Hal Finney wrote:
Jesse Mazer writes:
> But I explained in my last post how the ASSA could also apply to an
> arbitrary "next" observer-moment as opposed to an arbitrary "current"
> one--if you impose the condition I mentioned about the relation between
> conditional probability and absolute probability, which is basically
> equivalent to the condition that each tank is taking in water from other
> tanks at the same rate it's pumping water to other tanks, then the
> probabilities will be unchanged.
One thing I didn't understand about this example: how do you calculate
the probabilities which relate one observer-moment to a potential
In my notation, if I'm experiencing observer-moment y, then the probability
that I will next experience observer-moment x is represented as P(y -> x).
And do they have to satisfy the rule that
p(x) = sum over all possible predecessor OM's y of (p(y) * p(x|y))
where p(x|y) is the transition probability from predecessor OM y to
successor OM x? In other words, is probability conserved much as fluid
flow would be in tanks which had constant fluid levels?
Yup, exactly--what you wrote as p(x|y), I wrote as p(y -> x).
I'd be interested in any ideas for how one might calculate a priori the
p(x|y) probabilities. I and others have offered suggestions for how one
might calculate p(x), i.e. the probability of a given OM (it amounts to
just 1/2^KC(x) where KC is the Kolmogorov complexity of x).
The problem I see is cases like some of our duplication thought
experiments where you get copies created, perhaps even in the past or
future, or in other universes that are widely separated in the multiverse.
How do you link all these up into predecessors and successors?
My speculation is that p(y -> x) would depend on a combination of some
function that depends only on intrinsic features of the description of x and
y--how "similar" x is to y, basically, the details to be determined by some
formal "theory of consciousness" (or 'theory of observer-moments',
perhaps)--and the absolute probability of x, since if two possible future
OMs x and x' are equally "similar" to my current OM y, then I'd expect if x
had a higher abolute measure than x' (perhaps x' involves an experience of a
'white rabbit' event), then p(y -> x) would be larger than p(y -> x'). So
let's say p(y -> x) = S(y -> x)*p(x), where S(y -> x) is the "intrinsic

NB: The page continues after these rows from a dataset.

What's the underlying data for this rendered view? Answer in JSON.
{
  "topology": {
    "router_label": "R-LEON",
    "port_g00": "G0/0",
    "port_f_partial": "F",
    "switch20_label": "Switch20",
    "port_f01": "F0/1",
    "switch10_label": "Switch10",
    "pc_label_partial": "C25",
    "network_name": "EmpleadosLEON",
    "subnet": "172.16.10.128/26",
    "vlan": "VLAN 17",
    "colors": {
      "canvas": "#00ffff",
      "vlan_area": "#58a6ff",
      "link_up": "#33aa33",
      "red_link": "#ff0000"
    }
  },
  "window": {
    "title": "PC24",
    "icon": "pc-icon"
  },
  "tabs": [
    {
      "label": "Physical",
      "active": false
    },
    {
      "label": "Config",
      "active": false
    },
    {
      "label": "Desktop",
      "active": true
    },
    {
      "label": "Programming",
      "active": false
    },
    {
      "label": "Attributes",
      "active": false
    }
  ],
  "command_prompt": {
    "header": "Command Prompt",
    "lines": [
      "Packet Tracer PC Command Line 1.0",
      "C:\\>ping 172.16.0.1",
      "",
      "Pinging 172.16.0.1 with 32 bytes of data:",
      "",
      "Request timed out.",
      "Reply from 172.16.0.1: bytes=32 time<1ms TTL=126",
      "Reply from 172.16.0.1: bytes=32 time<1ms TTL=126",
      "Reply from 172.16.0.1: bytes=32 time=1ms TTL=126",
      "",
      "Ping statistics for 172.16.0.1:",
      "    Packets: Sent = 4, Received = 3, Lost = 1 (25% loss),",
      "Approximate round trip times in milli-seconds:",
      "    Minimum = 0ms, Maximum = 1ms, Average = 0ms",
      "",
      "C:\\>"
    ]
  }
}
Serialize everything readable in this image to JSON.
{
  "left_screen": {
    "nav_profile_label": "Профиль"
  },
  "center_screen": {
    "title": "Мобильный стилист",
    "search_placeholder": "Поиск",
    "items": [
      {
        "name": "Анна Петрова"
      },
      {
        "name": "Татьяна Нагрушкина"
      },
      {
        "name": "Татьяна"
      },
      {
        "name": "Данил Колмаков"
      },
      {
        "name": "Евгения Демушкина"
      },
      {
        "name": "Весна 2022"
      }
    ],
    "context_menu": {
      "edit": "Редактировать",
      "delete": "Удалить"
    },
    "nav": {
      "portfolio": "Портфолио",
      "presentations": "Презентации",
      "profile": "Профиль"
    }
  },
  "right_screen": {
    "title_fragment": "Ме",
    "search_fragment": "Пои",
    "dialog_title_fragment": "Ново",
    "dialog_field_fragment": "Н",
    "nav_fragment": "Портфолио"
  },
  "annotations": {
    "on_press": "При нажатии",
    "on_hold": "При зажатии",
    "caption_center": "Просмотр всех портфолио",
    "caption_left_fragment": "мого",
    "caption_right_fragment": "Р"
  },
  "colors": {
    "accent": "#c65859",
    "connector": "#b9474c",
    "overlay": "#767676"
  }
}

similarity" function. In that case, then for my example involving just 3
observer-moments A,B,C, the condition above about absolute probability
remaining constant becomes:
P(A)*S(A -> A)*P(A) + P(A)*S(A -> B)*P(B) + P(A)*S(A -> C)*P(C) = P(A)
P(B)*S(B -> A)*P(A) + P(B)*S(B -> B)*P(B) + P(B)*S(B -> C)*P(C) = P(B)
P(C)*S(C -> A)*P(A) + P(C)*S(C -> B)*P(B) + P(C)*S(C -> C)*P(C) = P(C)
which simplifies to:
S(A -> A)*P(A) + S(A -> B)*P(B) + S(A -> C)*P(C) = 1
S(B -> A)*P(A) + S(B -> B)*P(B) + S(B -> C)*P(C) = 1
S(C -> A)*P(A) + S(C -> B)*P(B) + S(C -> C)*P(C) = 1
So, the "similarity matrix" operating on the absolute probability vector
would give the unit vector, which might imply that given the similarity
matrix, there is a unique possible absolute probability vector that will
satisfy this condition...and of course, once we have the absolute
probabilities, then if conditional probabilities are just p(y -> x) = S(y ->
x)*p(x), that means all the conditional probabilities would also follow
uniquely from this. And like Bruno, my hope would be that the appearance of
a "physical universe" can be recovered from the probabilities of different
observations by OMs.